## PROBLEM
Go through the data and copy every line in which "icon" appears.
· · · ·
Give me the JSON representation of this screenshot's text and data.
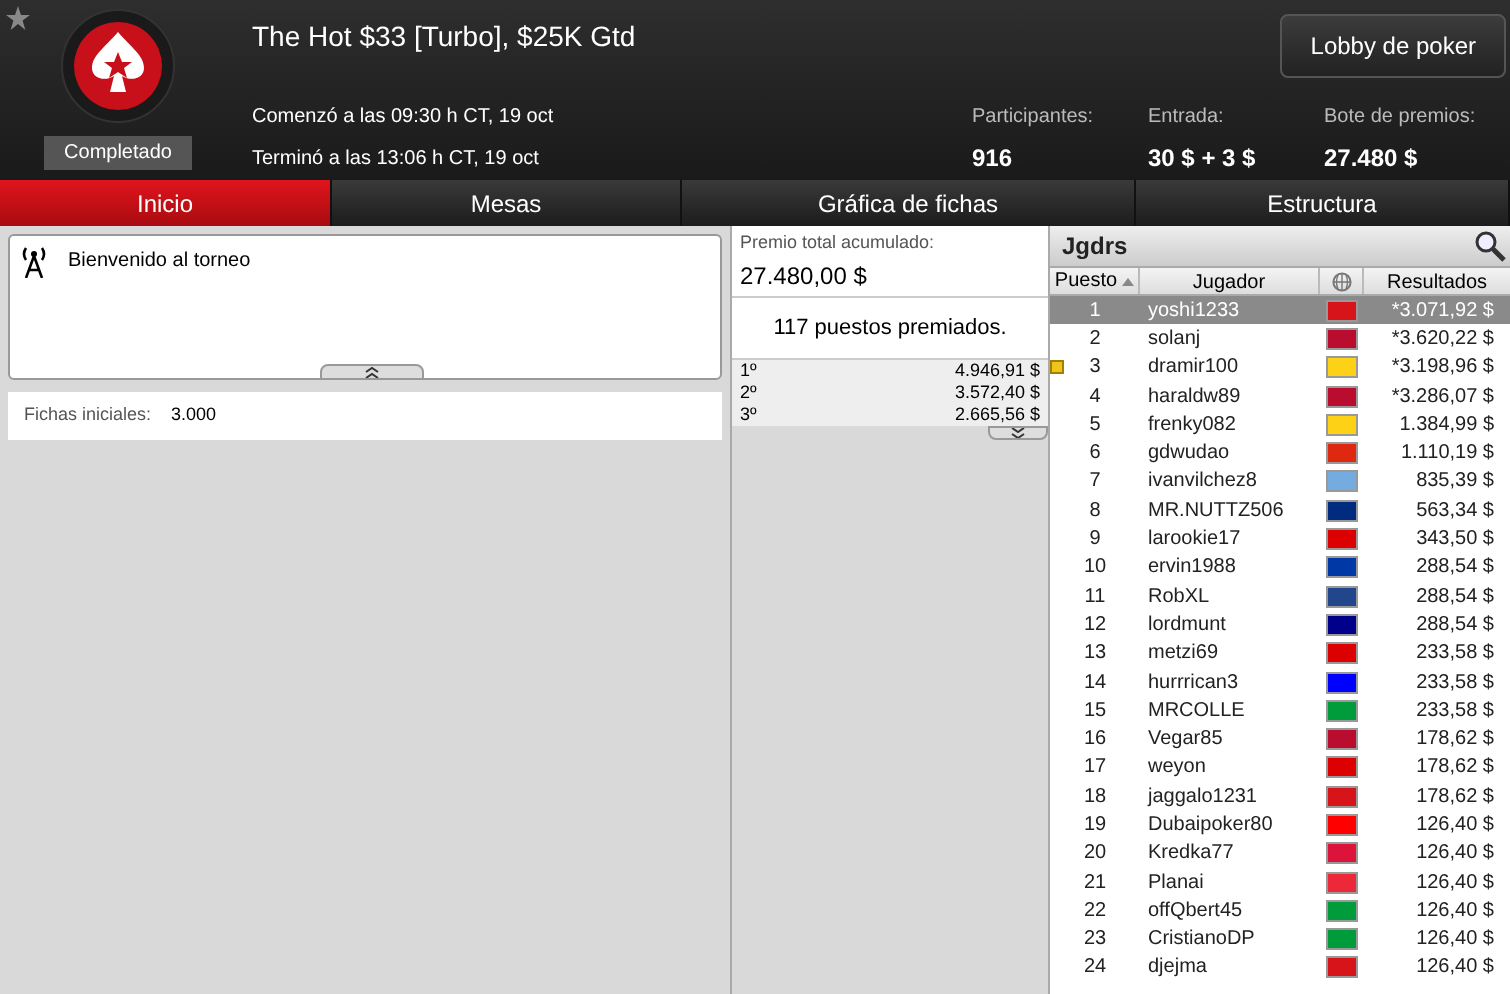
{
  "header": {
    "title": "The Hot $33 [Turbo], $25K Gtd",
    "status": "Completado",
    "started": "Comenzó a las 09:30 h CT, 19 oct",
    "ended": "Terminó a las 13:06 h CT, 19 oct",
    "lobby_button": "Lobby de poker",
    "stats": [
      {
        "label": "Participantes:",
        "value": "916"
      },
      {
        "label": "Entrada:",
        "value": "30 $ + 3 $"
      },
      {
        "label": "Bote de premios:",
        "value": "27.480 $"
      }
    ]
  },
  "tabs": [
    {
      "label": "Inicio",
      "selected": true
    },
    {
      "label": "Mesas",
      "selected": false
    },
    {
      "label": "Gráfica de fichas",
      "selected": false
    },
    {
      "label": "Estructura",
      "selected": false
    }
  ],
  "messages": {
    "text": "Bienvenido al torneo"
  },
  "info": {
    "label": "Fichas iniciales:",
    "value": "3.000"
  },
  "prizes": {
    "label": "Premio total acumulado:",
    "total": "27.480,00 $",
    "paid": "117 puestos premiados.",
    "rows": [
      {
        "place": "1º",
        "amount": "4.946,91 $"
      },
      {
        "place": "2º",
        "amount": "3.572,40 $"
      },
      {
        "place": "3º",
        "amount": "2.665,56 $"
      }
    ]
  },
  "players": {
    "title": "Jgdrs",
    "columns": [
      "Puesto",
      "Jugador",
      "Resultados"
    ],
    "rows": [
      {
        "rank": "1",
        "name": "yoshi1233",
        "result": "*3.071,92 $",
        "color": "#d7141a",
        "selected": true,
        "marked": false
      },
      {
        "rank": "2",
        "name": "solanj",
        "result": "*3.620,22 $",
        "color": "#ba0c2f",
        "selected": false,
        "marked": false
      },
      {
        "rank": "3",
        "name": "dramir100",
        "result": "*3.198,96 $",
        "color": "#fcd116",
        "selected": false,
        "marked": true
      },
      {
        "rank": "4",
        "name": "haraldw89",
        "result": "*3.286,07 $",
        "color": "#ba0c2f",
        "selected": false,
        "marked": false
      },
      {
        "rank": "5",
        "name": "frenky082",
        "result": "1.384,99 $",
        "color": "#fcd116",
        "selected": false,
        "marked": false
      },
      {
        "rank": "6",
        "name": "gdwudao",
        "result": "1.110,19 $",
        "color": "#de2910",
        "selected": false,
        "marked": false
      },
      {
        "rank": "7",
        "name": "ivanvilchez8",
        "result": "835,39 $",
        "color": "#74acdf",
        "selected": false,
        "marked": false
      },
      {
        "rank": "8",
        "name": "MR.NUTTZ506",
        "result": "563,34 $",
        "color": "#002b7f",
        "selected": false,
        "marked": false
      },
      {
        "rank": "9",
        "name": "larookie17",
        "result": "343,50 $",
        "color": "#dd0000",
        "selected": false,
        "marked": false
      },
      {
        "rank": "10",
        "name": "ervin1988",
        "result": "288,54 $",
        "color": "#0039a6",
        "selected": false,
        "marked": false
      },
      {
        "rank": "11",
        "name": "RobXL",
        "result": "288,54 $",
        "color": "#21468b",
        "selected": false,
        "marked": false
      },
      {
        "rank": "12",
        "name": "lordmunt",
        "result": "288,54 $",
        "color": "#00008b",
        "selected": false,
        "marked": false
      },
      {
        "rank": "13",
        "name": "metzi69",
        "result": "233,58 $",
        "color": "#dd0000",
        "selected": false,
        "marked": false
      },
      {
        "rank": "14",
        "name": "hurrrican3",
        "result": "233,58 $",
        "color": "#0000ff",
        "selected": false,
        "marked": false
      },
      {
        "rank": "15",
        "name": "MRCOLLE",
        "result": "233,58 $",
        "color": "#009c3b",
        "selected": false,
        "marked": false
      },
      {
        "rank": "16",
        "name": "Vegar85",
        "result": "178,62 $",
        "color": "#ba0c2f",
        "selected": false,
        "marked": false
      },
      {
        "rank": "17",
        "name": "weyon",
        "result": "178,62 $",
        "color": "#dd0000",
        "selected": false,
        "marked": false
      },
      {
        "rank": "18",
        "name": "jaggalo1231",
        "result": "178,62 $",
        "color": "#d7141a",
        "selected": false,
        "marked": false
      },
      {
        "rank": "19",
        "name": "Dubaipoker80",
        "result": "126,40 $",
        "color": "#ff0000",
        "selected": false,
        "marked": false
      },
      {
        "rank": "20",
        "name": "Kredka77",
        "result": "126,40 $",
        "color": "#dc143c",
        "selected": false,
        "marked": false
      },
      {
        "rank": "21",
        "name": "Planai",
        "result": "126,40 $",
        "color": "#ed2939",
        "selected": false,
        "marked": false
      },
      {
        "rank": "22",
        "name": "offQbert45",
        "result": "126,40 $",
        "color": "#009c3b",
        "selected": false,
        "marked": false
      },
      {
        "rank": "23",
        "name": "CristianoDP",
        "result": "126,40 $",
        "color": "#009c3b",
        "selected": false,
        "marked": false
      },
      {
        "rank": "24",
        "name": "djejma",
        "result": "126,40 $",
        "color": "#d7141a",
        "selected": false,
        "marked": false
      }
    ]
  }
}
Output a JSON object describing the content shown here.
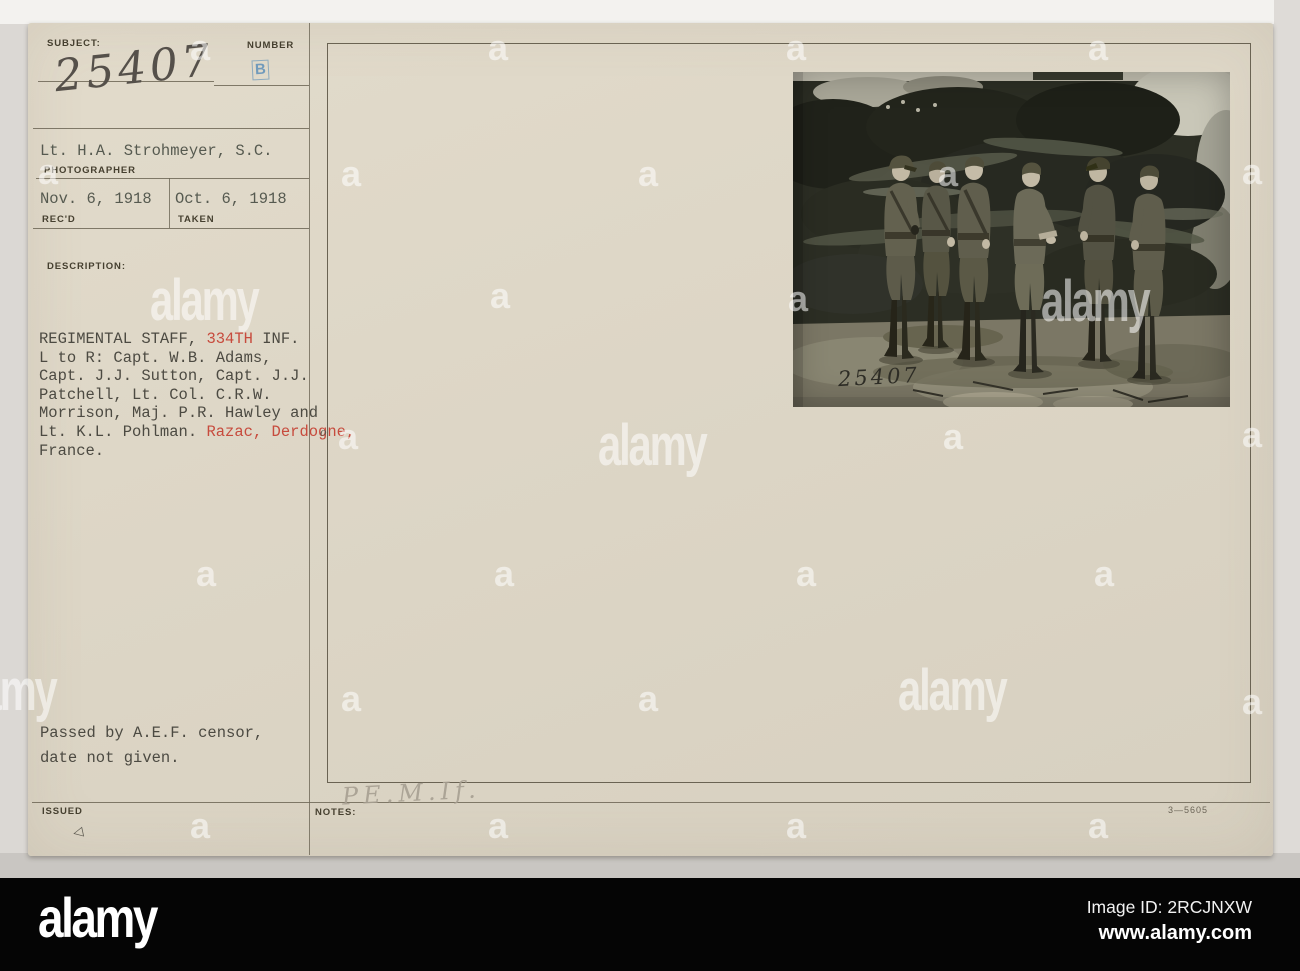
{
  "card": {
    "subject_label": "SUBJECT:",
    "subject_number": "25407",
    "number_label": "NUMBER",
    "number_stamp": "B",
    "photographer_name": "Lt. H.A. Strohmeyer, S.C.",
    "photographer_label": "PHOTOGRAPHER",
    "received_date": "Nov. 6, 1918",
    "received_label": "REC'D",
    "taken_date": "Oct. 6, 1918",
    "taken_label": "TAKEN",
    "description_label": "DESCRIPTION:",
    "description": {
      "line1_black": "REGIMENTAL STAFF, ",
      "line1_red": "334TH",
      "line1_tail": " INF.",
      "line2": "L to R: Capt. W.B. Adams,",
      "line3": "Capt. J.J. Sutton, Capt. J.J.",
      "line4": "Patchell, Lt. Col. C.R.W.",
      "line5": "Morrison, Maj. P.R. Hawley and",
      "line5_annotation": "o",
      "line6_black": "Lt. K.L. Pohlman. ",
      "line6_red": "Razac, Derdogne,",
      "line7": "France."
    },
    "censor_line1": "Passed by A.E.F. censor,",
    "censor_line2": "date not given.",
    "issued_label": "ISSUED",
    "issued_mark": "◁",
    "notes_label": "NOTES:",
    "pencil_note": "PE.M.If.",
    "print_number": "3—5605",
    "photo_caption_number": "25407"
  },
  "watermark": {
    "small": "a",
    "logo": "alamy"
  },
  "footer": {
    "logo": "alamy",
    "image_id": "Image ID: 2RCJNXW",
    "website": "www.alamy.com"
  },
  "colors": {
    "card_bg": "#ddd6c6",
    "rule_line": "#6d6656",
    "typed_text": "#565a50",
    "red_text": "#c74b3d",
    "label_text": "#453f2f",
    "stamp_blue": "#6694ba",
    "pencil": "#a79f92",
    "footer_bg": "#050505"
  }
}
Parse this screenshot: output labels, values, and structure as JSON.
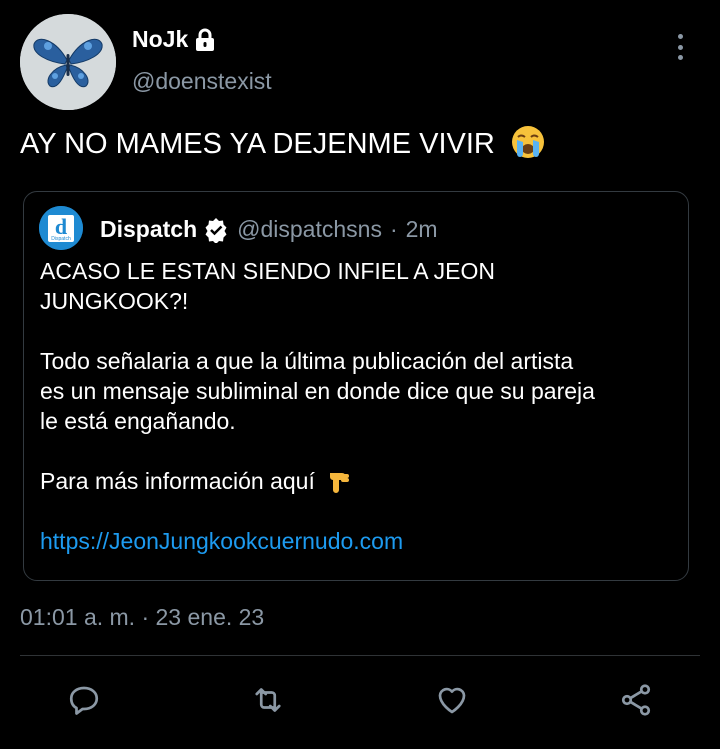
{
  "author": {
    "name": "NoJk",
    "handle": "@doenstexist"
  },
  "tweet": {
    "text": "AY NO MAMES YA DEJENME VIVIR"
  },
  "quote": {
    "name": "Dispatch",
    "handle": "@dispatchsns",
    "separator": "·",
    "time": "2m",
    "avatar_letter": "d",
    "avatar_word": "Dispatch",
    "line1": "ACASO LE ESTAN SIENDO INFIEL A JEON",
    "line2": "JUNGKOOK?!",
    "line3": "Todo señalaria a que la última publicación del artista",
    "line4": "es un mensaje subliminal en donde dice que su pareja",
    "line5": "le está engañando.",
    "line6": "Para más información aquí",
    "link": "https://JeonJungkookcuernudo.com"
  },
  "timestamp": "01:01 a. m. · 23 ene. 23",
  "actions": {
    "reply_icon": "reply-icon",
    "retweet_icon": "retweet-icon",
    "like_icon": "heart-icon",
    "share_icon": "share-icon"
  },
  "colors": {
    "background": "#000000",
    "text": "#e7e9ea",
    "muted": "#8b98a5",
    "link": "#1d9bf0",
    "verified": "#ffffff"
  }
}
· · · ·
## ANSWER BOX
    "reply_icon": "reply-icon",
    "retweet_icon": "retweet-icon",
    "like_icon": "heart-icon",
    "share_icon": "share-icon"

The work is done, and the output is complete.